Entries from a dataset of interfaces:
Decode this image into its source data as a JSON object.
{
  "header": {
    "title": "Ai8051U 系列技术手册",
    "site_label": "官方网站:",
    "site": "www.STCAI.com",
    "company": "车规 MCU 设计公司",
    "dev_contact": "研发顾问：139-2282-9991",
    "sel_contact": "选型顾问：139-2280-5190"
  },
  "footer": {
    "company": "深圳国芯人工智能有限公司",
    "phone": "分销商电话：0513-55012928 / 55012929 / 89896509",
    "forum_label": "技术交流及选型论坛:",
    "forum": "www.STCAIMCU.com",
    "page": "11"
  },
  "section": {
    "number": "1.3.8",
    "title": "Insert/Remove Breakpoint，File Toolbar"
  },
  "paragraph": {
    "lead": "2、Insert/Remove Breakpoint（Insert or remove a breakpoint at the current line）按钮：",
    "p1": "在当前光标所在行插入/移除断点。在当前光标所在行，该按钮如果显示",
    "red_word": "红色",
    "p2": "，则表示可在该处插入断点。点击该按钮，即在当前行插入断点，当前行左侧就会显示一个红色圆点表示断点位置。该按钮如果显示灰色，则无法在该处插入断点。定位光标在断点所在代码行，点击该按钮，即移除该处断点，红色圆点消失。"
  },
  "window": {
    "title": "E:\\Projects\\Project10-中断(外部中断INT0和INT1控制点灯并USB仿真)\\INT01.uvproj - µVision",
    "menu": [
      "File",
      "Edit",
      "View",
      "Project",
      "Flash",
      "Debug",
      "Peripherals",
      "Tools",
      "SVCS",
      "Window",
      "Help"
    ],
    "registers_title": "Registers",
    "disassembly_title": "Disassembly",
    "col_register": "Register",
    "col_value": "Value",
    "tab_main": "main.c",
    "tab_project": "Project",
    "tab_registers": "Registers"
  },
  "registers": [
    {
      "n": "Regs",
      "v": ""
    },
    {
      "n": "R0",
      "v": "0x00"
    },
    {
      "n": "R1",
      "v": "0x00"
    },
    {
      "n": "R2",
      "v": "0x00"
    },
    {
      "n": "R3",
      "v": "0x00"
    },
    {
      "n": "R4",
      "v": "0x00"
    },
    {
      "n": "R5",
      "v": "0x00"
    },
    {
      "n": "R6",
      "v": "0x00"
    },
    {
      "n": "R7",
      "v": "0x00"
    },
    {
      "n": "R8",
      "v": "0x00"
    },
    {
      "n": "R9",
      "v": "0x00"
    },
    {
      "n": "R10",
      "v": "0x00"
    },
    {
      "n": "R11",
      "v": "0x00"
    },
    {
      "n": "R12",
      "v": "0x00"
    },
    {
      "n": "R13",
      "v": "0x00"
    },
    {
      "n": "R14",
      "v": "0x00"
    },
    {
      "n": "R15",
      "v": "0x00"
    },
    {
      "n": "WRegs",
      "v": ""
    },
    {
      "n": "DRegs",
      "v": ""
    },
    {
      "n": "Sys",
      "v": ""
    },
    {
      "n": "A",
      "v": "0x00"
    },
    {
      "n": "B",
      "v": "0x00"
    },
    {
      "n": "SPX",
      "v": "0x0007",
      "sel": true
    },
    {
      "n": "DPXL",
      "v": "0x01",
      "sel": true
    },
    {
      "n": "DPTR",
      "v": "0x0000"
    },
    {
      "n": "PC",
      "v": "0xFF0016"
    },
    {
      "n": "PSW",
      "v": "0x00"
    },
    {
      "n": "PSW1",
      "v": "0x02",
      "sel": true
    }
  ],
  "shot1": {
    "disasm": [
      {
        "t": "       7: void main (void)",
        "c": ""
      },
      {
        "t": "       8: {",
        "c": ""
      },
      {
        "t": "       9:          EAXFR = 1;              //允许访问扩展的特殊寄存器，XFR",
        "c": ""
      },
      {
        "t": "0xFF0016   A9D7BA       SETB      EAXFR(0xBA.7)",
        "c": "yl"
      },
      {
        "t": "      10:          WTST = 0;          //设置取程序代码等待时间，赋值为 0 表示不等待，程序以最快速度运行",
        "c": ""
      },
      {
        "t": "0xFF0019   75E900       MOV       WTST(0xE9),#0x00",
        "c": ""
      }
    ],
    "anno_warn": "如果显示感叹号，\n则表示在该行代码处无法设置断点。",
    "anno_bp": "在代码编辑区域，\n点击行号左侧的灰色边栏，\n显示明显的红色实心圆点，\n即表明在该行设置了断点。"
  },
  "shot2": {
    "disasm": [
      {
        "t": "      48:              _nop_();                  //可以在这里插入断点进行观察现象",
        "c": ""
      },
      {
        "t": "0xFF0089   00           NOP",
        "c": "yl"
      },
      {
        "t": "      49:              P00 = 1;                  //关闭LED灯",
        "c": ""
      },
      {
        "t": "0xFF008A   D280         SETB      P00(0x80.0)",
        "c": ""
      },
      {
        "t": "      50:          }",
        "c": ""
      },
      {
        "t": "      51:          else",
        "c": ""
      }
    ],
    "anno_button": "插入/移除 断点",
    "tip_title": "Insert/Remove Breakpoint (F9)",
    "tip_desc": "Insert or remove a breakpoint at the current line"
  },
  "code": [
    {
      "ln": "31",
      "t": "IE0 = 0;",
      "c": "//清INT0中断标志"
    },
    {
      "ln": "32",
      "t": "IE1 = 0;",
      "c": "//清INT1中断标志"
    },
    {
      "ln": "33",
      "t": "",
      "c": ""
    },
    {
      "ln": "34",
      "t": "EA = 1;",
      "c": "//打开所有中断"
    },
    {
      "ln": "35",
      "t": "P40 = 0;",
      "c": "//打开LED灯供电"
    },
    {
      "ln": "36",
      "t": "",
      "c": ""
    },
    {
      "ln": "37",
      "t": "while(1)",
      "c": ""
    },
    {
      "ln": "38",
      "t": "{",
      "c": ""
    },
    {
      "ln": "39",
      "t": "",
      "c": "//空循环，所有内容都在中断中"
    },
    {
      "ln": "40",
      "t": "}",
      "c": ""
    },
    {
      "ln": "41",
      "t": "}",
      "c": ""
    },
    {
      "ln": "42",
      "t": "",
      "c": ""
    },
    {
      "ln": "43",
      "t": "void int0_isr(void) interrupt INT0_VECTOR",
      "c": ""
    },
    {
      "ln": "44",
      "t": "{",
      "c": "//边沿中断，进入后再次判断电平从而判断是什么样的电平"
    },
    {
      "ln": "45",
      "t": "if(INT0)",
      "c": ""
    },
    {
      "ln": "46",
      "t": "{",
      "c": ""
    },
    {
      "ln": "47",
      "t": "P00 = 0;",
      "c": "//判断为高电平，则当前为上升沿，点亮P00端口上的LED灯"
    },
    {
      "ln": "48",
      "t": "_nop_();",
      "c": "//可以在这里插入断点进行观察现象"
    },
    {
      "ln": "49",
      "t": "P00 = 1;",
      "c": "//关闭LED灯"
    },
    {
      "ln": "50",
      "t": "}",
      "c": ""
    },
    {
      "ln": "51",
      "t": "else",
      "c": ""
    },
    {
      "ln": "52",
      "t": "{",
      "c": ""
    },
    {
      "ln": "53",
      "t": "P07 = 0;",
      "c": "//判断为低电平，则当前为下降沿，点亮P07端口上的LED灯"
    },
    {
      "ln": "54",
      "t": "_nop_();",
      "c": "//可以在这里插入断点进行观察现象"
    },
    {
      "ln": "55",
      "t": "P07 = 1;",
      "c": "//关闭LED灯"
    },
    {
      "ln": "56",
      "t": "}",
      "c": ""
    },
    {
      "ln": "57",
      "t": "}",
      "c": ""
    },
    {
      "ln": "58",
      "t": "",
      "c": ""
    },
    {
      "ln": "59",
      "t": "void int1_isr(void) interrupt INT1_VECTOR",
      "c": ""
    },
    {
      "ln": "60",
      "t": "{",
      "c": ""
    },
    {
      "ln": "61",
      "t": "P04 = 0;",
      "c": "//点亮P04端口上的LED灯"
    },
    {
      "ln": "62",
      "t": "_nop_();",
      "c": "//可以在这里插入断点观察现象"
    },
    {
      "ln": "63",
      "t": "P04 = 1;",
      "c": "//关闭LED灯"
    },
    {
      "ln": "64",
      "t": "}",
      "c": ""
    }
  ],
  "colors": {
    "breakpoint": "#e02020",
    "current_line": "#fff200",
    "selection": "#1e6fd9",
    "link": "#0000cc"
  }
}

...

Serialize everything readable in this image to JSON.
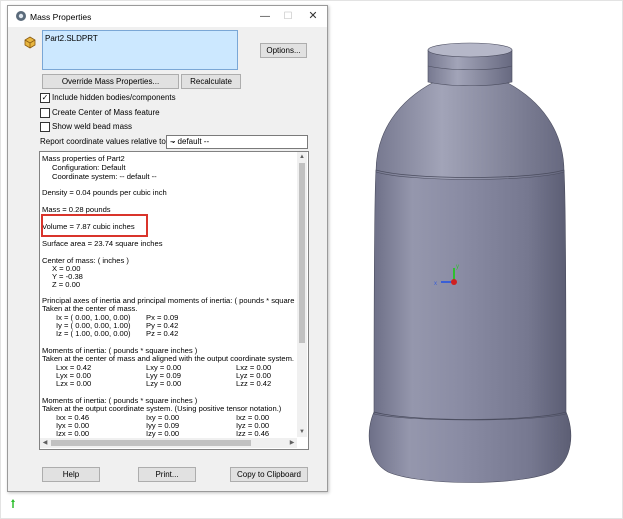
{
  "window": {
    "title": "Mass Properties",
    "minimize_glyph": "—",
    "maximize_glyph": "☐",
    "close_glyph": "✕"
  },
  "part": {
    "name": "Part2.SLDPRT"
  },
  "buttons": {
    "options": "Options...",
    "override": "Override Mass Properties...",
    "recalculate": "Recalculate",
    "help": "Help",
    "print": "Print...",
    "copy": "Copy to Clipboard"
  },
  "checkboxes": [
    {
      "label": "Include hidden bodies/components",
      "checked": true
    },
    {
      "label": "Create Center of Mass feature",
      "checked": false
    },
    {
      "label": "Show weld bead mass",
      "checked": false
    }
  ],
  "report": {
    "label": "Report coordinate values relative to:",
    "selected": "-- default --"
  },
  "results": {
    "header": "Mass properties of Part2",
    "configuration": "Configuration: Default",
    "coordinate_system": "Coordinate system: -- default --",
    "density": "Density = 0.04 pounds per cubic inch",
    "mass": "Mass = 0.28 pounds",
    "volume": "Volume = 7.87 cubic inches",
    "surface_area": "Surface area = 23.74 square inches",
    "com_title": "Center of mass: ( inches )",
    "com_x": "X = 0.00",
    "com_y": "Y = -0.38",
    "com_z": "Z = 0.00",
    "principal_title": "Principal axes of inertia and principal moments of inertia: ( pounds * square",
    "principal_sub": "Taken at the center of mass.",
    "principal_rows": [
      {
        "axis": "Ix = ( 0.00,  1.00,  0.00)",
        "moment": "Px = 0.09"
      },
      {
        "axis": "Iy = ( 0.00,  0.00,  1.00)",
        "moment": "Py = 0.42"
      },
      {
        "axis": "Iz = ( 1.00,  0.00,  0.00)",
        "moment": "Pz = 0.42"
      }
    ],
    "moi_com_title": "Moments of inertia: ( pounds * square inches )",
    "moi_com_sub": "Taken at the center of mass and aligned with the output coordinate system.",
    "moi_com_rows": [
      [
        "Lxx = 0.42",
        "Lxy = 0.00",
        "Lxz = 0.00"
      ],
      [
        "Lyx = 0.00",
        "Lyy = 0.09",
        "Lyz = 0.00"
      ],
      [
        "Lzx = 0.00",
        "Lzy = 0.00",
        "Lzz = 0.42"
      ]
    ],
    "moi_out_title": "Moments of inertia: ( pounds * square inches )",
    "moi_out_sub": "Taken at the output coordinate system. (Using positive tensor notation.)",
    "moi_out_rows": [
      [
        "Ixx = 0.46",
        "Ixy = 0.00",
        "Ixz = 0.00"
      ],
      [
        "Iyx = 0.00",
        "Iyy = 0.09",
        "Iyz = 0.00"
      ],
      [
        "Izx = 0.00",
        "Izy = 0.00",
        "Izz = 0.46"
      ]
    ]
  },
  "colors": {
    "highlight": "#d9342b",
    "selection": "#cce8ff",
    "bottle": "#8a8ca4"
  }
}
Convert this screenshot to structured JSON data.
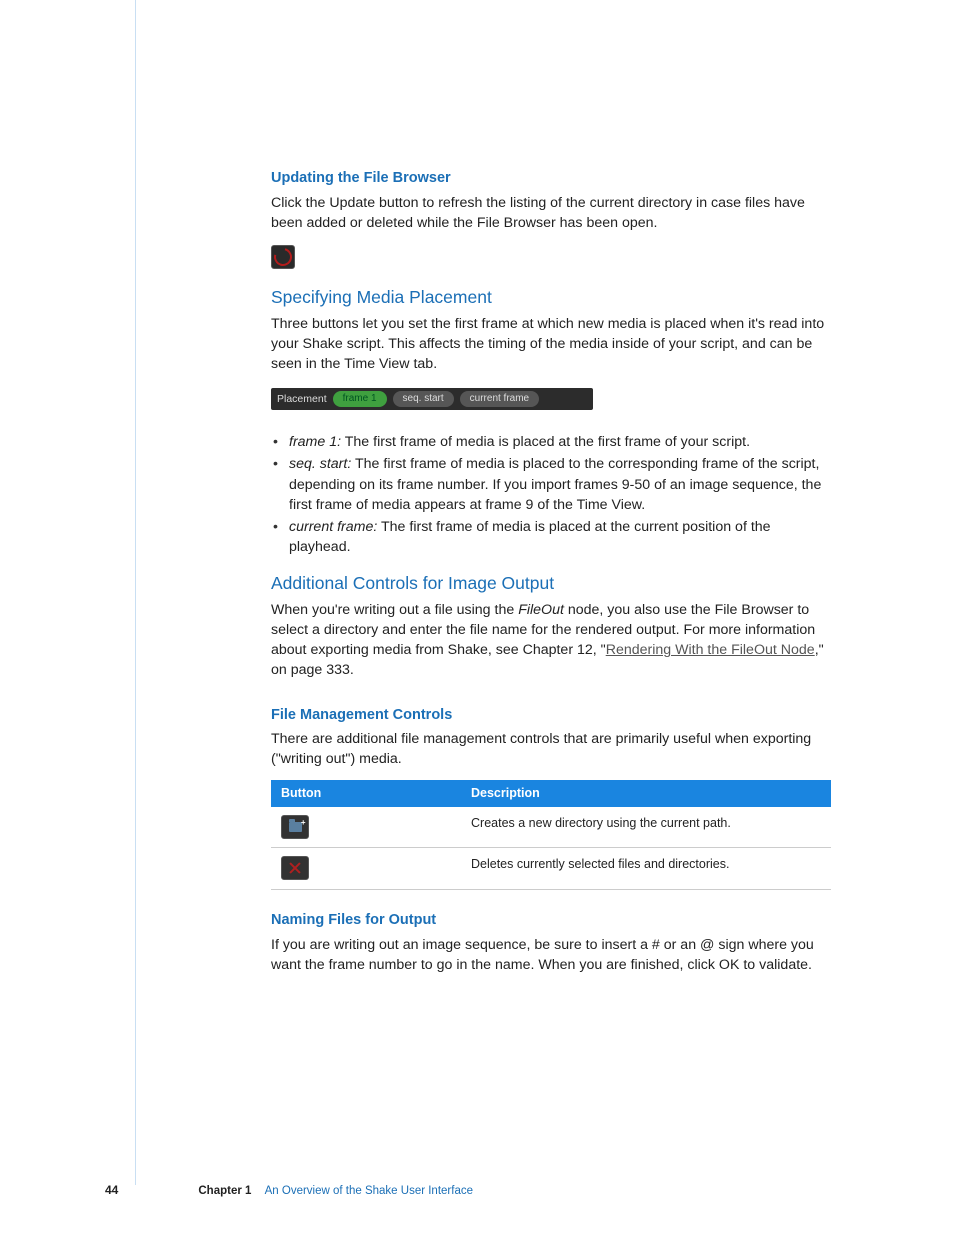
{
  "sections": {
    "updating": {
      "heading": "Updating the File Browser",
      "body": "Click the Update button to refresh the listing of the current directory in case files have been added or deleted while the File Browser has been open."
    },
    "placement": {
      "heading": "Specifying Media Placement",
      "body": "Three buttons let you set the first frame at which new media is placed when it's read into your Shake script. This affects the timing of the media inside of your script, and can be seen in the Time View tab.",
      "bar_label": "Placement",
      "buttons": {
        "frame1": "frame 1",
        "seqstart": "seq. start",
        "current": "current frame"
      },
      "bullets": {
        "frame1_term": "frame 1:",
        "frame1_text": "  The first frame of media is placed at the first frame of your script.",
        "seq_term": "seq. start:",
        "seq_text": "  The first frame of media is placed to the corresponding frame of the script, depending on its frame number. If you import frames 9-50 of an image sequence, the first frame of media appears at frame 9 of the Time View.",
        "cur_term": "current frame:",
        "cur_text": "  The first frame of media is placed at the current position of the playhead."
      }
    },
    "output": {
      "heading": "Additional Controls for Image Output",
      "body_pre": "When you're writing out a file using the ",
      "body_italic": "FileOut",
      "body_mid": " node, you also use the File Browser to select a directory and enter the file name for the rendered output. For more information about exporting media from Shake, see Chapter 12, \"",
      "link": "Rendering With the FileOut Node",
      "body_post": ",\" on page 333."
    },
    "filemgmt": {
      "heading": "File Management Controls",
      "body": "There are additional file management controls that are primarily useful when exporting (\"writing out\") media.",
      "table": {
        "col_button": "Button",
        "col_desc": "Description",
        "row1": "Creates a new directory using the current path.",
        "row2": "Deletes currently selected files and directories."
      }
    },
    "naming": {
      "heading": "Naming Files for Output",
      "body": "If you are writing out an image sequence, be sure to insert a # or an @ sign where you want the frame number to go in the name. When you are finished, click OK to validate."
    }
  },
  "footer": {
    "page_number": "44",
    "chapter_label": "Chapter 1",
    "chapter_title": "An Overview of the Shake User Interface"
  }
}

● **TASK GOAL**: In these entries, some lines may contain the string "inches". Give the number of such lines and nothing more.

● **RESULT FOR THIS EXERCISE**: 5